EXERCISE: What is needed here is an exact copy of all the entries below.

Extracted data entries:
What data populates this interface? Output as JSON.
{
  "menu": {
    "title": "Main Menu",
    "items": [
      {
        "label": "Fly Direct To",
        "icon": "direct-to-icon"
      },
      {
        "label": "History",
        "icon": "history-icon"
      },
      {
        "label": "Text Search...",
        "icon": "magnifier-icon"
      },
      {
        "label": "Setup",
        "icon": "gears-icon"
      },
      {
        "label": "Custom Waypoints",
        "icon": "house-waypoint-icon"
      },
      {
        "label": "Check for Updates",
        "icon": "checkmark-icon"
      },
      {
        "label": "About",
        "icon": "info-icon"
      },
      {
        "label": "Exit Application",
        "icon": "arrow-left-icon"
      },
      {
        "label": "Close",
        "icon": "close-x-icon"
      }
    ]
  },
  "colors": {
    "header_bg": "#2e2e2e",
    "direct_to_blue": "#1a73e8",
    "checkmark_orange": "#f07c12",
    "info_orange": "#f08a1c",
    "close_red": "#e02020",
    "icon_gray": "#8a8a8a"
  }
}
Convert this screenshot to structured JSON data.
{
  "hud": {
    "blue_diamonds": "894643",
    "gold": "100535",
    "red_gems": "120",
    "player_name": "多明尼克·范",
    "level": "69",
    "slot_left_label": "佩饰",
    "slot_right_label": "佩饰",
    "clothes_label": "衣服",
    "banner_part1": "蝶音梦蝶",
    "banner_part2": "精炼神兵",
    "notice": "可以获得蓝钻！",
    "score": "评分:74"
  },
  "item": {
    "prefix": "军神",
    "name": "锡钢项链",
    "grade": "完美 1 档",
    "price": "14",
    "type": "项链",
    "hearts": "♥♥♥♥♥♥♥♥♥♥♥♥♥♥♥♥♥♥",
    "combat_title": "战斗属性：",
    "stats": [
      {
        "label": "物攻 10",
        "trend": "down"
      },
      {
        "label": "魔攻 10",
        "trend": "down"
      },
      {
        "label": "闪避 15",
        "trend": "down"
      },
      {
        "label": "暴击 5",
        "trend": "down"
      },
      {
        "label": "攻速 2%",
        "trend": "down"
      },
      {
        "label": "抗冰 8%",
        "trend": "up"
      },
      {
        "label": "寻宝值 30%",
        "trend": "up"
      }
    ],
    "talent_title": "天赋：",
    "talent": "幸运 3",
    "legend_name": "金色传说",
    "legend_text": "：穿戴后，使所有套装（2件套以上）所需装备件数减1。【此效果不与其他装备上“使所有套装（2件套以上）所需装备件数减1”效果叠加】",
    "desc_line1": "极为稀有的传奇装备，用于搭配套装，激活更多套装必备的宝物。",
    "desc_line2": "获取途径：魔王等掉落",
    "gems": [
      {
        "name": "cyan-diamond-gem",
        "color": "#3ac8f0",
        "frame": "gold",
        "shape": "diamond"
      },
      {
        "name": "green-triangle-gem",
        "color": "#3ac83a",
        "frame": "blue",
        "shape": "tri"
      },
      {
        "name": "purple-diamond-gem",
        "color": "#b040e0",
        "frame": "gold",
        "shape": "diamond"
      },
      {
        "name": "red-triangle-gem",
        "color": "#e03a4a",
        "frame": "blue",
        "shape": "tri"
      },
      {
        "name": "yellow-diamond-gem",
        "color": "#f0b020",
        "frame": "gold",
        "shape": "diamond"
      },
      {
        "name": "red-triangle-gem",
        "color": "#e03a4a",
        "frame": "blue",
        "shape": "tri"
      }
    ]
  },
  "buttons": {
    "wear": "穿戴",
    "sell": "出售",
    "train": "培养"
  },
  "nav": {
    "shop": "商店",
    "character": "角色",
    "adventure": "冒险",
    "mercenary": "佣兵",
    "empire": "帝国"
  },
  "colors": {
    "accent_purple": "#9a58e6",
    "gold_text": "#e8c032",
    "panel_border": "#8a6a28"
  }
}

ANSWER BELOW:
What data populates this interface? Output as JSON.
{
  "menu": {
    "title": "Main Menu",
    "items": [
      {
        "label": "Fly Direct To",
        "icon": "direct-to-icon"
      },
      {
        "label": "History",
        "icon": "history-icon"
      },
      {
        "label": "Text Search...",
        "icon": "magnifier-icon"
      },
      {
        "label": "Setup",
        "icon": "gears-icon"
      },
      {
        "label": "Custom Waypoints",
        "icon": "house-waypoint-icon"
      },
      {
        "label": "Check for Updates",
        "icon": "checkmark-icon"
      },
      {
        "label": "About",
        "icon": "info-icon"
      },
      {
        "label": "Exit Application",
        "icon": "arrow-left-icon"
      },
      {
        "label": "Close",
        "icon": "close-x-icon"
      }
    ]
  },
  "colors": {
    "header_bg": "#2e2e2e",
    "direct_to_blue": "#1a73e8",
    "checkmark_orange": "#f07c12",
    "info_orange": "#f08a1c",
    "close_red": "#e02020",
    "icon_gray": "#8a8a8a"
  }
}
Convert this screenshot to structured JSON data.
{
  "hud": {
    "blue_diamonds": "894643",
    "gold": "100535",
    "red_gems": "120",
    "player_name": "多明尼克·范",
    "level": "69",
    "slot_left_label": "佩饰",
    "slot_right_label": "佩饰",
    "clothes_label": "衣服",
    "banner_part1": "蝶音梦蝶",
    "banner_part2": "精炼神兵",
    "notice": "可以获得蓝钻！",
    "score": "评分:74"
  },
  "item": {
    "prefix": "军神",
    "name": "锡钢项链",
    "grade": "完美 1 档",
    "price": "14",
    "type": "项链",
    "hearts": "♥♥♥♥♥♥♥♥♥♥♥♥♥♥♥♥♥♥",
    "combat_title": "战斗属性：",
    "stats": [
      {
        "label": "物攻 10",
        "trend": "down"
      },
      {
        "label": "魔攻 10",
        "trend": "down"
      },
      {
        "label": "闪避 15",
        "trend": "down"
      },
      {
        "label": "暴击 5",
        "trend": "down"
      },
      {
        "label": "攻速 2%",
        "trend": "down"
      },
      {
        "label": "抗冰 8%",
        "trend": "up"
      },
      {
        "label": "寻宝值 30%",
        "trend": "up"
      }
    ],
    "talent_title": "天赋：",
    "talent": "幸运 3",
    "legend_name": "金色传说",
    "legend_text": "：穿戴后，使所有套装（2件套以上）所需装备件数减1。【此效果不与其他装备上“使所有套装（2件套以上）所需装备件数减1”效果叠加】",
    "desc_line1": "极为稀有的传奇装备，用于搭配套装，激活更多套装必备的宝物。",
    "desc_line2": "获取途径：魔王等掉落",
    "gems": [
      {
        "name": "cyan-diamond-gem",
        "color": "#3ac8f0",
        "frame": "gold",
        "shape": "diamond"
      },
      {
        "name": "green-triangle-gem",
        "color": "#3ac83a",
        "frame": "blue",
        "shape": "tri"
      },
      {
        "name": "purple-diamond-gem",
        "color": "#b040e0",
        "frame": "gold",
        "shape": "diamond"
      },
      {
        "name": "red-triangle-gem",
        "color": "#e03a4a",
        "frame": "blue",
        "shape": "tri"
      },
      {
        "name": "yellow-diamond-gem",
        "color": "#f0b020",
        "frame": "gold",
        "shape": "diamond"
      },
      {
        "name": "red-triangle-gem",
        "color": "#e03a4a",
        "frame": "blue",
        "shape": "tri"
      }
    ]
  },
  "buttons": {
    "wear": "穿戴",
    "sell": "出售",
    "train": "培养"
  },
  "nav": {
    "shop": "商店",
    "character": "角色",
    "adventure": "冒险",
    "mercenary": "佣兵",
    "empire": "帝国"
  },
  "colors": {
    "accent_purple": "#9a58e6",
    "gold_text": "#e8c032",
    "panel_border": "#8a6a28"
  }
}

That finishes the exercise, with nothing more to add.